▶ _Extracted records_:

- Opening Delimiter -

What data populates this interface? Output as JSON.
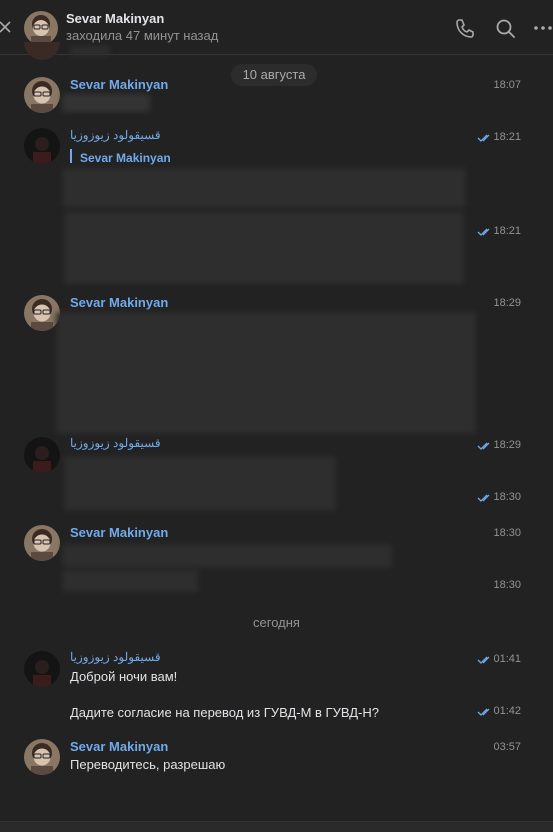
{
  "header": {
    "name": "Sevar Makinyan",
    "status": "заходила 47 минут назад"
  },
  "users": {
    "sevar": "Sevar Makinyan",
    "other": "ﻗﺴﻴﻘﻮﻟﻮﺩ ﺯﻳﻮﺯﻭﺯﻳﺎ"
  },
  "dates": {
    "aug10": "10 августа",
    "today": "сегодня"
  },
  "messages": {
    "m1_time": "18:07",
    "m2_time": "18:21",
    "m2_reply_to": "Sevar Makinyan",
    "m3_time": "18:21",
    "m4_time": "18:29",
    "m5_time": "18:29",
    "m6_time": "18:30",
    "m7_time": "18:30",
    "m8_time": "18:30",
    "m9_time": "01:41",
    "m9_text": "Доброй ночи вам!",
    "m10_time": "01:42",
    "m10_text": "Дадите согласие на перевод из ГУВД-М в ГУВД-Н?",
    "m11_time": "03:57",
    "m11_text": "Переводитесь, разрешаю"
  },
  "colors": {
    "accent": "#71aaeb",
    "background": "#222222",
    "muted": "#939393"
  }
}
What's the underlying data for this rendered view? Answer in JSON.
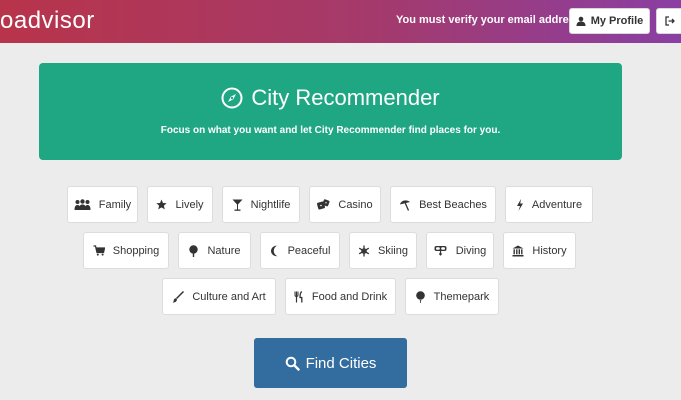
{
  "header": {
    "logo_text": "oadvisor",
    "verify_message": "You must verify your email address",
    "profile_label": "My Profile",
    "profile_icon": "user-icon",
    "logout_icon": "logout-icon",
    "gradient_colors": [
      "#b8344a",
      "#8a3fa3"
    ]
  },
  "hero": {
    "icon": "compass-icon",
    "title": "City Recommender",
    "subtitle": "Focus on what you want and let City Recommender find places for you.",
    "color": "#1fa784"
  },
  "categories": [
    {
      "label": "Family",
      "icon": "family-icon"
    },
    {
      "label": "Lively",
      "icon": "star-icon"
    },
    {
      "label": "Nightlife",
      "icon": "cocktail-icon"
    },
    {
      "label": "Casino",
      "icon": "dice-icon"
    },
    {
      "label": "Best Beaches",
      "icon": "umbrella-icon"
    },
    {
      "label": "Adventure",
      "icon": "lightning-icon"
    },
    {
      "label": "Shopping",
      "icon": "cart-icon"
    },
    {
      "label": "Nature",
      "icon": "tree-icon"
    },
    {
      "label": "Peaceful",
      "icon": "moon-icon"
    },
    {
      "label": "Skiing",
      "icon": "snowflake-icon"
    },
    {
      "label": "Diving",
      "icon": "diving-mask-icon"
    },
    {
      "label": "History",
      "icon": "museum-icon"
    },
    {
      "label": "Culture and Art",
      "icon": "brush-icon"
    },
    {
      "label": "Food and Drink",
      "icon": "cutlery-icon"
    },
    {
      "label": "Themepark",
      "icon": "balloon-icon"
    }
  ],
  "find_button": {
    "label": "Find Cities",
    "icon": "search-icon",
    "color": "#336c9e"
  }
}
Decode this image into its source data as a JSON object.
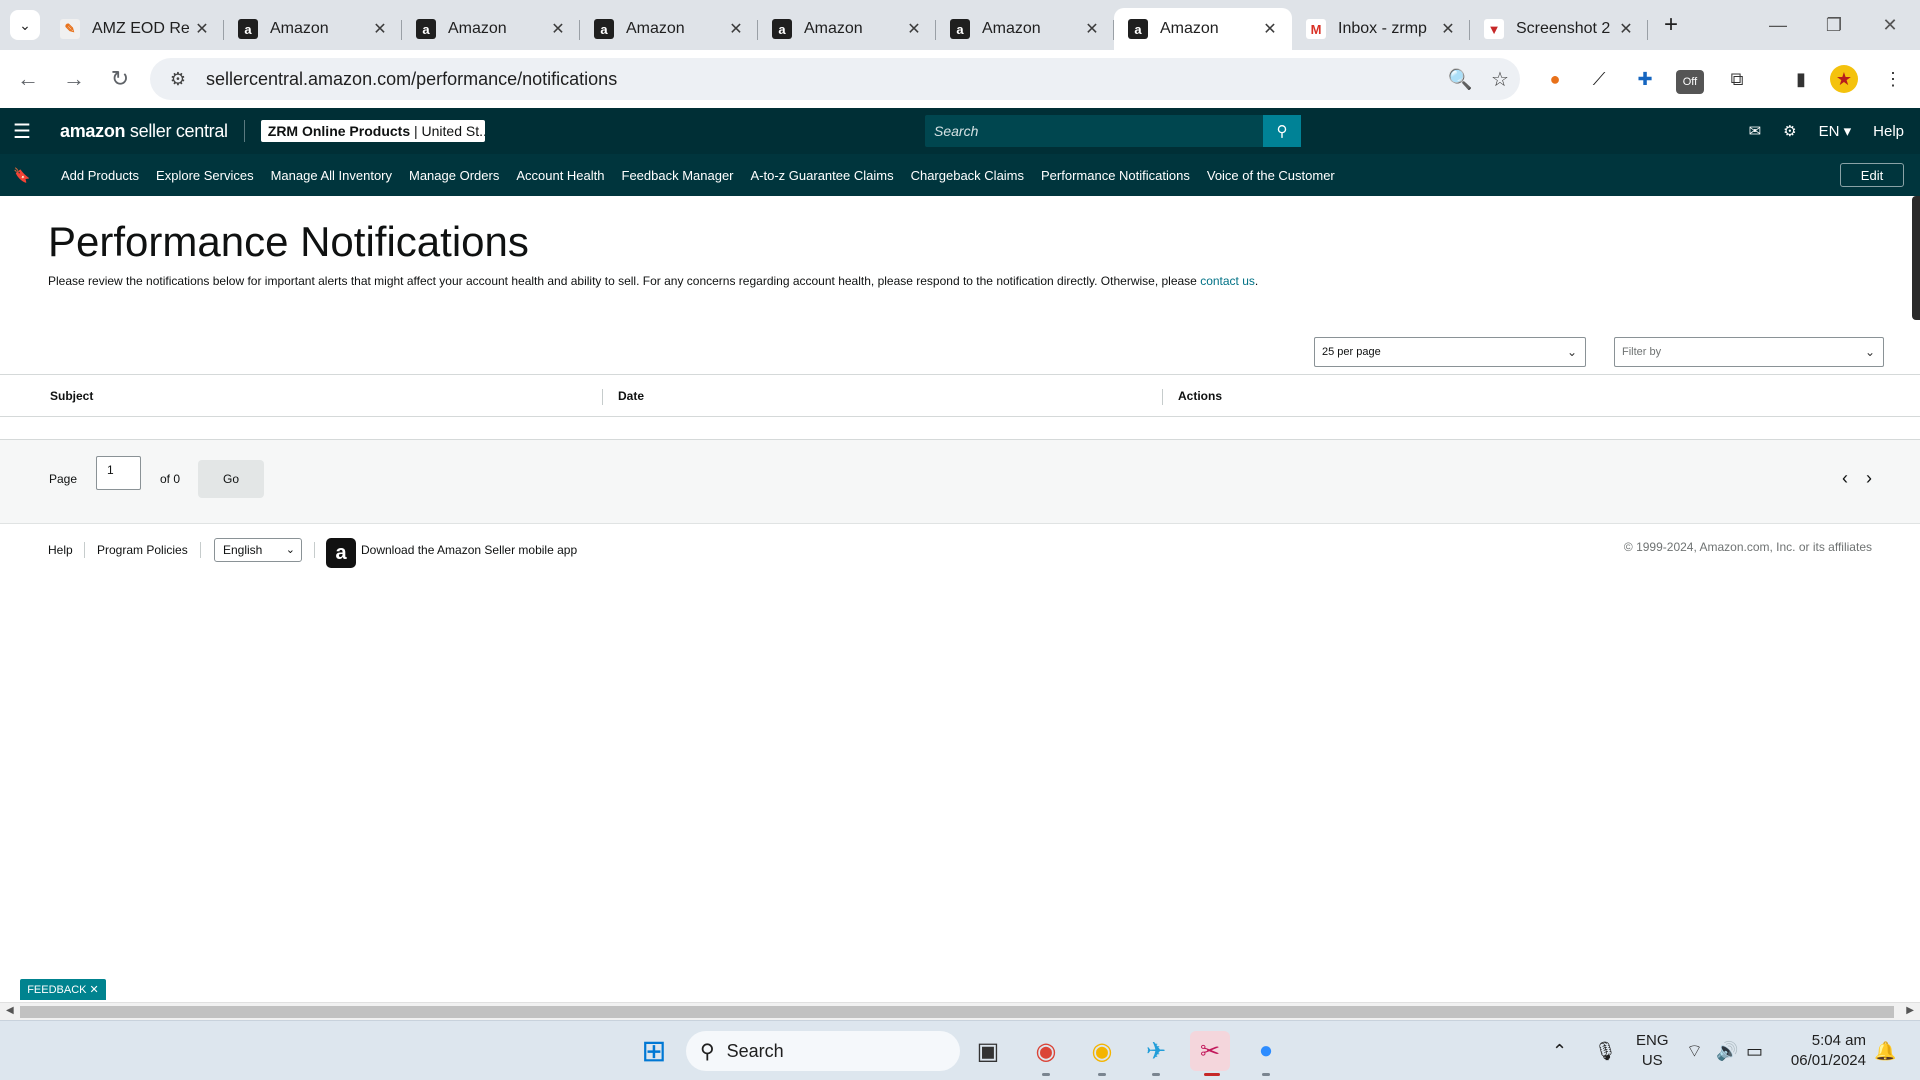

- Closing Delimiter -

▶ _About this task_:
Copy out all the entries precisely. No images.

▶ _Answer box_:
What data populates this interface? Output as JSON.
{
  "header": {
    "name": "Sevar Makinyan",
    "status": "заходила 47 минут назад"
  },
  "users": {
    "sevar": "Sevar Makinyan",
    "other": "ﻗﺴﻴﻘﻮﻟﻮﺩ ﺯﻳﻮﺯﻭﺯﻳﺎ"
  },
  "dates": {
    "aug10": "10 августа",
    "today": "сегодня"
  },
  "messages": {
    "m1_time": "18:07",
    "m2_time": "18:21",
    "m2_reply_to": "Sevar Makinyan",
    "m3_time": "18:21",
    "m4_time": "18:29",
    "m5_time": "18:29",
    "m6_time": "18:30",
    "m7_time": "18:30",
    "m8_time": "18:30",
    "m9_time": "01:41",
    "m9_text": "Доброй ночи вам!",
    "m10_time": "01:42",
    "m10_text": "Дадите согласие на перевод из ГУВД-М в ГУВД-Н?",
    "m11_time": "03:57",
    "m11_text": "Переводитесь, разрешаю"
  },
  "colors": {
    "accent": "#71aaeb",
    "background": "#222222",
    "muted": "#939393"
  }
}
What's the underlying data for this rendered view? Answer in JSON.
{
  "header": {
    "logo_text": "oadvisor",
    "verify_message": "You must verify your email address",
    "profile_label": "My Profile",
    "profile_icon": "user-icon",
    "logout_icon": "logout-icon",
    "gradient_colors": [
      "#b8344a",
      "#8a3fa3"
    ]
  },
  "hero": {
    "icon": "compass-icon",
    "title": "City Recommender",
    "subtitle": "Focus on what you want and let City Recommender find places for you.",
    "color": "#1fa784"
  },
  "categories": [
    {
      "label": "Family",
      "icon": "family-icon"
    },
    {
      "label": "Lively",
      "icon": "star-icon"
    },
    {
      "label": "Nightlife",
      "icon": "cocktail-icon"
    },
    {
      "label": "Casino",
      "icon": "dice-icon"
    },
    {
      "label": "Best Beaches",
      "icon": "umbrella-icon"
    },
    {
      "label": "Adventure",
      "icon": "lightning-icon"
    },
    {
      "label": "Shopping",
      "icon": "cart-icon"
    },
    {
      "label": "Nature",
      "icon": "tree-icon"
    },
    {
      "label": "Peaceful",
      "icon": "moon-icon"
    },
    {
      "label": "Skiing",
      "icon": "snowflake-icon"
    },
    {
      "label": "Diving",
      "icon": "diving-mask-icon"
    },
    {
      "label": "History",
      "icon": "museum-icon"
    },
    {
      "label": "Culture and Art",
      "icon": "brush-icon"
    },
    {
      "label": "Food and Drink",
      "icon": "cutlery-icon"
    },
    {
      "label": "Themepark",
      "icon": "balloon-icon"
    }
  ],
  "find_button": {
    "label": "Find Cities",
    "icon": "search-icon",
    "color": "#336c9e"
  }
}
Decode this image into its source data as a JSON object.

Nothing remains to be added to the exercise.